State Sen. Reggie Thomas has pre-filed a bill for the Kentucky General Assembly’s next session that is intended to cap the amount of interest charged by the providers of so-called “payday loans.”
The legislation would gradually lower borrowers’ rates according to how much they actually borrow. If passed, it would be the first successful regulation of payday loan interest rates in the state.
The lenders can currently charge customers up to 391 percent annual interest on their original loans.
The industry has donated tens of thousands of dollars to both Democrats and Republicans and has spent handsomely lobbying the General Assembly. Despite that, Thomas thinks his bill has a shot.
“I don’t think any kind of lobbying efforts or campaign contributions should frustrate or thwart any discussion when it comes to policy that’s good for Kentuckians,” said Thomas, a Lexington Democrat. “So that’s not in my mind at all, in terms of trying to do something that’s beneficial to Kentuckians in terms of who donates to whose campaign.”
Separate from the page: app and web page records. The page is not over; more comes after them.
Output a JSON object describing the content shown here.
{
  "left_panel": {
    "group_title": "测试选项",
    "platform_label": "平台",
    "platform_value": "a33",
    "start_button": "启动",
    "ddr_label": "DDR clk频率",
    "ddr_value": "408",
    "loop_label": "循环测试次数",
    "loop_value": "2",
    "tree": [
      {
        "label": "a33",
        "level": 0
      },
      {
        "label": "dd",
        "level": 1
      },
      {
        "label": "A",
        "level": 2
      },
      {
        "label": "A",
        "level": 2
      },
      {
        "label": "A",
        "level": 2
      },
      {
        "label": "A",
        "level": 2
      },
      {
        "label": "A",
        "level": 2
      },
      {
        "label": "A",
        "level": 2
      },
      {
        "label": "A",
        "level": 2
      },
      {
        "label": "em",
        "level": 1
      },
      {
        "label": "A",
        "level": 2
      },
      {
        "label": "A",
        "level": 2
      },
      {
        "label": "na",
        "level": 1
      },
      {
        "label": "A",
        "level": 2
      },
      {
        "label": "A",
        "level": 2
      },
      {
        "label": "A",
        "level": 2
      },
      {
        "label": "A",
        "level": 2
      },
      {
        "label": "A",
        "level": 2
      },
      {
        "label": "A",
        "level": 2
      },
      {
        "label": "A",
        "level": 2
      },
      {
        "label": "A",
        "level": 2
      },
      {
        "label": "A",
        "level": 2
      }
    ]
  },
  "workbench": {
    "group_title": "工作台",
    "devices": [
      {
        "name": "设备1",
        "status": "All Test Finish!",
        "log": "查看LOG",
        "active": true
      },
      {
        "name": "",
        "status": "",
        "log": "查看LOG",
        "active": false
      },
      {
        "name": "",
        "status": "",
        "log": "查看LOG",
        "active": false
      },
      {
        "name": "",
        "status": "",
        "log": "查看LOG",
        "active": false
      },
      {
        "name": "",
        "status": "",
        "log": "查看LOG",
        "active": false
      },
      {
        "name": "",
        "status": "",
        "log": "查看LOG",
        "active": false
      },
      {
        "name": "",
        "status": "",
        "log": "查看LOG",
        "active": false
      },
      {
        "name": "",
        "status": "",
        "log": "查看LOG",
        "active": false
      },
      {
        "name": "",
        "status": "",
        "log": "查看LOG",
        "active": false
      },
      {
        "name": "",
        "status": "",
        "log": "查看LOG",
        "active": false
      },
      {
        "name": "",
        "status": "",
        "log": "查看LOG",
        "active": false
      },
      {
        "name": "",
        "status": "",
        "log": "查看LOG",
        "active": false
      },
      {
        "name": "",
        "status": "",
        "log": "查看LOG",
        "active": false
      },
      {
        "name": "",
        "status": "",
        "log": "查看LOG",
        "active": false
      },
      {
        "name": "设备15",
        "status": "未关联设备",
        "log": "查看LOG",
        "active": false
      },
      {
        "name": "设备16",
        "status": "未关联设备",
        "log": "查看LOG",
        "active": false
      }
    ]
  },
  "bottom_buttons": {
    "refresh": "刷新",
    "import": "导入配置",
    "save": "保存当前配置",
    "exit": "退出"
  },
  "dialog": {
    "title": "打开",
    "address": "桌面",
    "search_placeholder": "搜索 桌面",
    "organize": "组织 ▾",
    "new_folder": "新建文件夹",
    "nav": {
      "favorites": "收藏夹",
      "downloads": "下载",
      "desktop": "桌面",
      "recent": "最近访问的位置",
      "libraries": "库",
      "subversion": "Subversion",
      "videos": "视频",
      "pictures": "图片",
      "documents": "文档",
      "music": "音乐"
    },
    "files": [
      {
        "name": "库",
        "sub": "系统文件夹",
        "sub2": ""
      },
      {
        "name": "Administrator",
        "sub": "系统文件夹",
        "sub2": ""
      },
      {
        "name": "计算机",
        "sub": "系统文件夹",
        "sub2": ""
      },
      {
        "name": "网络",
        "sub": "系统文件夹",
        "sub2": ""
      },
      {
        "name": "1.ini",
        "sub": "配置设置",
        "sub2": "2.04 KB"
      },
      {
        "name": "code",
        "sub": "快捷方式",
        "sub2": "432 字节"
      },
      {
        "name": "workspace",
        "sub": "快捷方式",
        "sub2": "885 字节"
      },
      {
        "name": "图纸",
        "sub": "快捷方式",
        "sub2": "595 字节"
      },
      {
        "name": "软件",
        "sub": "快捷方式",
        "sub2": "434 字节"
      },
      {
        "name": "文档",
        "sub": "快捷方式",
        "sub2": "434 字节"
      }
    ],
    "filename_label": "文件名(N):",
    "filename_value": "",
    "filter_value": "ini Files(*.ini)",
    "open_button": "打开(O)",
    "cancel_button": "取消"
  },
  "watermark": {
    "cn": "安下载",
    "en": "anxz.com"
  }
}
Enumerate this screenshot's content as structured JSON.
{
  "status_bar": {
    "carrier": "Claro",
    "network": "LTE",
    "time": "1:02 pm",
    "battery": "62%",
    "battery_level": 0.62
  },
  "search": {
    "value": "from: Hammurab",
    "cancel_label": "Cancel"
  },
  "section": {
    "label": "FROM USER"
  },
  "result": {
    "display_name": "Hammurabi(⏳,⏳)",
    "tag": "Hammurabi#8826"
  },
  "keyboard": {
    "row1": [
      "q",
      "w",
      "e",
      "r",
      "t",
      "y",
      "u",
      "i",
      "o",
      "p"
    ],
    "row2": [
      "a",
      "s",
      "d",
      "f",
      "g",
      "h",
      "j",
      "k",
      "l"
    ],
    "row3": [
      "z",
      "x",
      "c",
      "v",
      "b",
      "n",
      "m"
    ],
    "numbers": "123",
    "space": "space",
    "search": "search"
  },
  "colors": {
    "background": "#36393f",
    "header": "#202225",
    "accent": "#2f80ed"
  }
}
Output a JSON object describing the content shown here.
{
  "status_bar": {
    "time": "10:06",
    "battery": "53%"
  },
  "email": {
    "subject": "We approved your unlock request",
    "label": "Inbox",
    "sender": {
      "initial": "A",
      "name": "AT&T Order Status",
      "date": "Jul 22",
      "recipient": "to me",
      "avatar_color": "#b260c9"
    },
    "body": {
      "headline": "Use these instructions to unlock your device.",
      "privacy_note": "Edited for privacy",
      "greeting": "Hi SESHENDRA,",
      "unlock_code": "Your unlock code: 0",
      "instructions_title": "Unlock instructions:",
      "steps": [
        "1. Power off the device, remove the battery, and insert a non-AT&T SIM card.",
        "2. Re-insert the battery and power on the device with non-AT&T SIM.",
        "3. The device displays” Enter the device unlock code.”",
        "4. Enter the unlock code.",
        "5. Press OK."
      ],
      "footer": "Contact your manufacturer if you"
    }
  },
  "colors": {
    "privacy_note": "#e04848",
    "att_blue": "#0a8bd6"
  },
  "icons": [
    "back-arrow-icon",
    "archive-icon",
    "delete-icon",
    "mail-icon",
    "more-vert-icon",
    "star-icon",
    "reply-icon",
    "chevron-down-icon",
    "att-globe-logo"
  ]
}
According to a 2012 report by the Pew Charitable Trusts, Kentucky is one of 27 states that doesn’t limit the amount of annual interest that providers of payday loans can charge customers.
The 2015 General Assembly session begins in January.